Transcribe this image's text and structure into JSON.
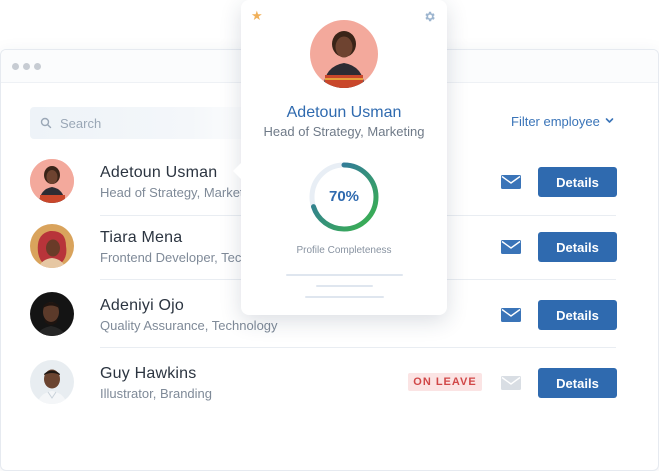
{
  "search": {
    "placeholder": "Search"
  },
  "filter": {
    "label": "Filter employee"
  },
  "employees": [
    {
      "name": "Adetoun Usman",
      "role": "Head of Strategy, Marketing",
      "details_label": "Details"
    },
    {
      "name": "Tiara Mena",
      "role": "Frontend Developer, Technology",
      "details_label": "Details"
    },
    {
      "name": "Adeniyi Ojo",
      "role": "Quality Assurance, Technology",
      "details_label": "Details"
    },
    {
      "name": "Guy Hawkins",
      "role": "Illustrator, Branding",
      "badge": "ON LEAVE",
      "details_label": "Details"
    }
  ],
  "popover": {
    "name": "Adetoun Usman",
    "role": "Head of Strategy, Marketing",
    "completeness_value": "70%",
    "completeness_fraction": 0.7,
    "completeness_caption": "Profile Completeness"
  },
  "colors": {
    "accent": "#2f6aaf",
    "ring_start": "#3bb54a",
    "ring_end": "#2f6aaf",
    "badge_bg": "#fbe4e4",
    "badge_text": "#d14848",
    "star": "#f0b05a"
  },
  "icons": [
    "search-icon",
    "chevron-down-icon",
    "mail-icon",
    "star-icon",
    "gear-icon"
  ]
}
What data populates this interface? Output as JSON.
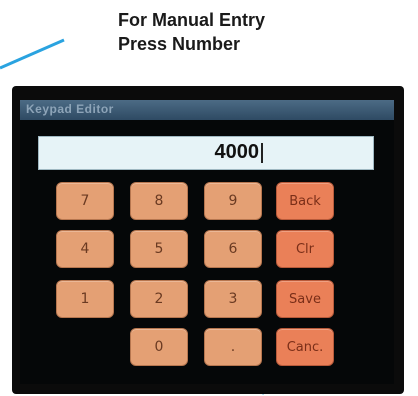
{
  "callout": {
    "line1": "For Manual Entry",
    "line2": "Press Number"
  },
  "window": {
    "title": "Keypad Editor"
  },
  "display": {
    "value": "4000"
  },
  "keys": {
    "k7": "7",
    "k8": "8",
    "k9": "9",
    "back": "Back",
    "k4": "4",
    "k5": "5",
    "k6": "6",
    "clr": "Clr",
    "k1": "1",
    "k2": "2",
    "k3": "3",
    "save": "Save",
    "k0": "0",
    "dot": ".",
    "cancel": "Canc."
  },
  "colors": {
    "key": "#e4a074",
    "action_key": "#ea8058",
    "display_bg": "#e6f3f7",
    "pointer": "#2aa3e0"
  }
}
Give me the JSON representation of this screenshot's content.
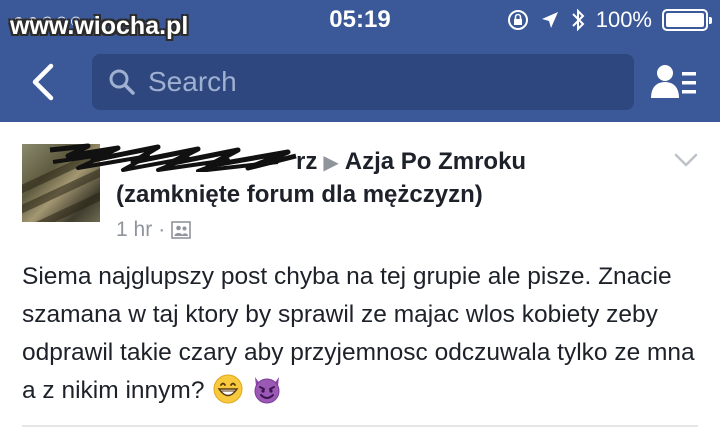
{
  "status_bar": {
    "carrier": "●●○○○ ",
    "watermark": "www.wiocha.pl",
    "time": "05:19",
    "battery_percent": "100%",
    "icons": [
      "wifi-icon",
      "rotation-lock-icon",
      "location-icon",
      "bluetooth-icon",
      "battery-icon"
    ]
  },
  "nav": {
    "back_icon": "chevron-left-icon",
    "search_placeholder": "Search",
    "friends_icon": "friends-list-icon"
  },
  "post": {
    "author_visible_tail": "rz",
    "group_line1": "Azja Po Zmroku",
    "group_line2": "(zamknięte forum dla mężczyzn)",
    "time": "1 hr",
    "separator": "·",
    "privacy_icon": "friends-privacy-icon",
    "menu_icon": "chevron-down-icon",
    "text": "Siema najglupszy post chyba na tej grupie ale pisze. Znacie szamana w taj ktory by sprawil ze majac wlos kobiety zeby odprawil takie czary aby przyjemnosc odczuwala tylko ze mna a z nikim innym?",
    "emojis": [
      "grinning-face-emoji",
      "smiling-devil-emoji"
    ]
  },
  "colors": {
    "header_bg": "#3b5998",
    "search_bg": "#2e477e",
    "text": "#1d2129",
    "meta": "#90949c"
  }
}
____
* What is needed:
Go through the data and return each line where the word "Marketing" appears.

* Solution:
      "role": "Head of Strategy, Marketing",
    "role": "Head of Strategy, Marketing",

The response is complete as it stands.